    When its roof was burned by a fire in 404 and destroyed mostly in a second fire in 414, a great believer of orthodoxy Theodisius II dedicated another church in 415. Among the ruins of Theodisius’ church, you can see the architrave of twelve sheep that represents the twelve apostles of Christ in front of the monumental entrance.

    As a step on the way of a secular country, Hagia Sophia was converted into a museum by the order of Atatürk and reopened in 1935.

    Reply
  10. Why no commentary about the fundamental rudeness of Muslim Turks and Otto Ana when Saint Sophia’s (Hagia Sophia) was forcibly desecrated to become a Mosque, but now its a “museum” while the Blue Mosque remains a Madjid? Why haven’t modern Turks allowed the Greek Orthodox Metropolitan of Constantinople reconsecrate it as their Cathedral? Instead, the inside of the “museum” the current dictator of a Turkey Erdogàn began Qur’anic recitations during Holy Week in this yeAR.
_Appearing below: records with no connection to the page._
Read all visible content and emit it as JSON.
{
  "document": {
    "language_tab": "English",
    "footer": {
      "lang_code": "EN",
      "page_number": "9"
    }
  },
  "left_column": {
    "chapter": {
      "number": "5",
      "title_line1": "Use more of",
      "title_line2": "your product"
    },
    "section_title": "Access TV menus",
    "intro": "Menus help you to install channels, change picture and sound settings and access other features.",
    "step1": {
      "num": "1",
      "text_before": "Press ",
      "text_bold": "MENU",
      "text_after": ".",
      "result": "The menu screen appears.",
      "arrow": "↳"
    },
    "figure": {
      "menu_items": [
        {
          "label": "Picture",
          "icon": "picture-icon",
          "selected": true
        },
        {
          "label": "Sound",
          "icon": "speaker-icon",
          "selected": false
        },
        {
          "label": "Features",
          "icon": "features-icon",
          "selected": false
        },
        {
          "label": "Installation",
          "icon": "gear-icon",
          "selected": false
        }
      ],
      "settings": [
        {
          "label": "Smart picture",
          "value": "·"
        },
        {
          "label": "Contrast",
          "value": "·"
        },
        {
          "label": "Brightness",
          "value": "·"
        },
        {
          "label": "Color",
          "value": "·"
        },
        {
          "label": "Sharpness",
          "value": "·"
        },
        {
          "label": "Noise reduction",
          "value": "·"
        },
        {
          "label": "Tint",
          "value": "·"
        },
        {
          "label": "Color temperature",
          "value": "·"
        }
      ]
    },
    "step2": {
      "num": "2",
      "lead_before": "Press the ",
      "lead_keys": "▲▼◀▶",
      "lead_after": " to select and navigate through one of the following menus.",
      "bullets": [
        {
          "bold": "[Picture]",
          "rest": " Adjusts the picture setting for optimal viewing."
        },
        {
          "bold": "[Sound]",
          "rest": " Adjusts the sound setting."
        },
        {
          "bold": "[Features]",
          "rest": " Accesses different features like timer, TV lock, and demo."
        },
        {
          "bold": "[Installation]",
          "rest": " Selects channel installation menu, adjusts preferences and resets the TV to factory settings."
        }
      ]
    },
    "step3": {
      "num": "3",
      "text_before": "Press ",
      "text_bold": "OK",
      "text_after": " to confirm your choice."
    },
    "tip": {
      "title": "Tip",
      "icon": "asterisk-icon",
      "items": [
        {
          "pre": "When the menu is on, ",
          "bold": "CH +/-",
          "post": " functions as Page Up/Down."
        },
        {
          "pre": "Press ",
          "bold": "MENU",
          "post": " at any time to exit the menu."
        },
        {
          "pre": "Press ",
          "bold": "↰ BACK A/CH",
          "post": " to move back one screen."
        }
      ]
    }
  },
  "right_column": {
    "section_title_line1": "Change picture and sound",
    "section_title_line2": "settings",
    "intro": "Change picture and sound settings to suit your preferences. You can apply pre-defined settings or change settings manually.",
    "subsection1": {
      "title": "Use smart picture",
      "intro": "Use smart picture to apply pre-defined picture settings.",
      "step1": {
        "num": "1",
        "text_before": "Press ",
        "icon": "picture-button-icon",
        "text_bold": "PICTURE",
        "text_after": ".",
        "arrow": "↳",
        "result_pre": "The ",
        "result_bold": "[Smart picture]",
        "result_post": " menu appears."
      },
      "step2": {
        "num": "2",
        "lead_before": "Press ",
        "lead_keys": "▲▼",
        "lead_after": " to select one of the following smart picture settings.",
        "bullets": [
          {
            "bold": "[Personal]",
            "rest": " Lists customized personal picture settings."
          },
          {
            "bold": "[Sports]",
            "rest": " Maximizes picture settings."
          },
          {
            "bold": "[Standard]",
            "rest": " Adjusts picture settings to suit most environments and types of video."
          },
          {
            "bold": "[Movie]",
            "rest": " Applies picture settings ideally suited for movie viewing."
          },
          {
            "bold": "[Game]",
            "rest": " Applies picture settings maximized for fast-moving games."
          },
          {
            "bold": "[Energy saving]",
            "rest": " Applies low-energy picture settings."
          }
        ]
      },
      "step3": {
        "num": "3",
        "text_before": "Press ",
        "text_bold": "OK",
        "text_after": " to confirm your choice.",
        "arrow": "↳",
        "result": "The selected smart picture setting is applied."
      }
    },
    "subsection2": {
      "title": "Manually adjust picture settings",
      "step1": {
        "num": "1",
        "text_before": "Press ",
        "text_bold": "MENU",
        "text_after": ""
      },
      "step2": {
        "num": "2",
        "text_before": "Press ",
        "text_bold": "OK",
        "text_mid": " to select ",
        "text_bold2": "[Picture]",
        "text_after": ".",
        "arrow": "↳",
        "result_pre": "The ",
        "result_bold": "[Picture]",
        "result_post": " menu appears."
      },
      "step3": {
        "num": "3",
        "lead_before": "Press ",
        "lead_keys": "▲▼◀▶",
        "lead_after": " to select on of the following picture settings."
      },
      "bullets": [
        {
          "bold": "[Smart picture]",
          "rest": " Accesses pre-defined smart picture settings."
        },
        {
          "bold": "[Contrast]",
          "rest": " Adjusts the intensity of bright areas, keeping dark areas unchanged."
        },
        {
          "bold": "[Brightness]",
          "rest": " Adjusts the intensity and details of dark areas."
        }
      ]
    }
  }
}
    Reply
  11. I pray that a great earthquake befalls turkey and the one true god Jesus Christ lets out upon the 10 great plagues on all jthe non Christians residents of turkey The bubonic plague
    Infestation of Frogs
    Infestation. Of Lice
    Raging of the Wild beasts
    The river turning blood red
    Boils
    Death of first born son
    Raging Hail
    Infestation of Locusts
    Darkness
    I pray that all of these misfortunes are to be bestowed on the country
    Of turkey for its sinful act Of desecration of a house of worship of the one true god

    Reply

Leave a comment